The family has four brothers, all grandfathers now that make the larger family band. Their wives trade off who makes us dinner, sharing the responsibilities and resources. One evening Nabiha, the new wife of a grandson cooks for us. Delicious fluffy bread, warm dishes sizzling in yellow sauces, stewed meat so tender it melts in our mouths. All of these delicacies are cooked over goat shit fires that burn throughout the day with a hearty, nostalgic smell. Her husband works in town all week, leaving her here with her new mother-in-law’s. They have only been married a few months and already the mothers are clucking their tongues at her empty belly.
We are silently feasting, lost in the revelry of tastes, when I look up to see Nabiha covering her face with her head scarf, nervously looking over at her mother-in-law. ‘So delicious! So good! Wow. Thank you! Thank you!’ My praise breaks the spell and my two male companions, Chris and Evan join in, ‘wow, yes, so good. I was transported to heaven and forgot my words!’ Her shoulders come down from her ears and she drops the bunched fist of her headscarf revealing eyes shiny with tears. ‘Alhumduallah,’ she says quietly exhaling and looking down with a short flicker of a smile. The mother-in-law rearranges her girth sternly from where she is mending children’s clothing, waiting until we are done with our supper before she will sit down for hers.

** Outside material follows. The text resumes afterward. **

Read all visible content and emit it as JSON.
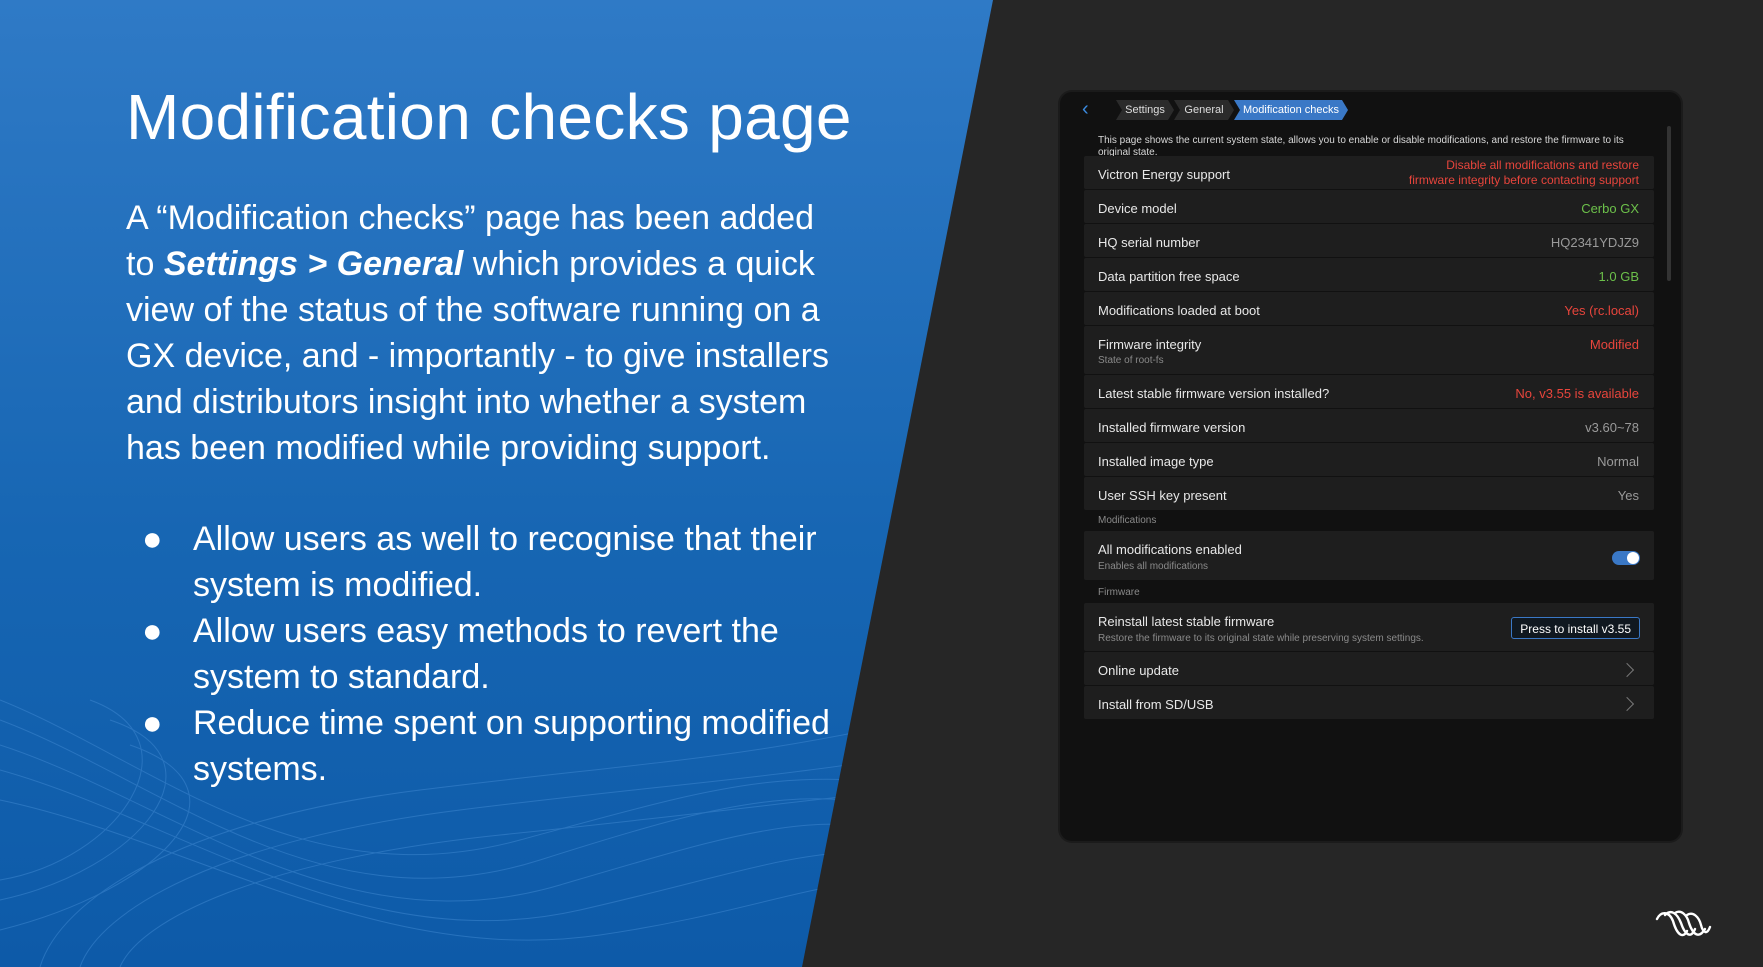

Over the weekend their children came home. Sons and grandsons pored across the dusty to rain. There were enough for stuff for soccer teams. They organize themselves into small tournaments and the mothers and grandmothers took to the sidelines as proud as prize hens, cheering like hell.
In the desert there is so much time and not so much work to be done. Nothing like the village in Nepal where women worked from before I woke up until after I went to bed. Nothing like the Pueblos of southern Mexico where women spent hours a day on laundry alone. Washing their children’s one alternating outfit in buckets of river water with ruddy hands. Here, their children were mostly working or at the school in town, leaving only a few baby grandchildren around. They were free from the immense toil of farming and, although there were still endless tasks, there was also some precious leisure time. One of the sons played his instrument at sundown, strumming to the setting sun and singing while his young wife joined his voice with her soft song. Haj Kahlil lounged in the dirt and studied the Quran. Me and my companions meandered around, marveling at the landscapes of dirt and stone.
Evan, a carpenter and a mason was a specially enchanted by the rock walls terraced into the hills. Ancient rocks fitted together into stacking ridges that could’ve been thousands of years old or made in the last generation. Evan guest thousands. Olive trees are wicked little things. Stout, elegant little creatures they reach a certain height and then grow from below, bubbling up at the roots with gnarled nobbles and a wider reach. Like grandmother and grandfather gnomes ballet dancing in reaches that took centuries. We knew the olive trees all around us dated back to the Roman empire if not before. The same trees we now breathed had been breathed by the people in the days when Jesus walked the earth.
Nabiha, the young wife took me to a lazy meadow of almond trees. We sat in the precious shade cracking the thick, tear drop husks open against the rocks, the almond fruit inside as creamy and delicious as pure marzipan. Embarrassing as it is, I never put it together that nuts grew on trees. My city kids side having never thought past the supermarket aisles on that one.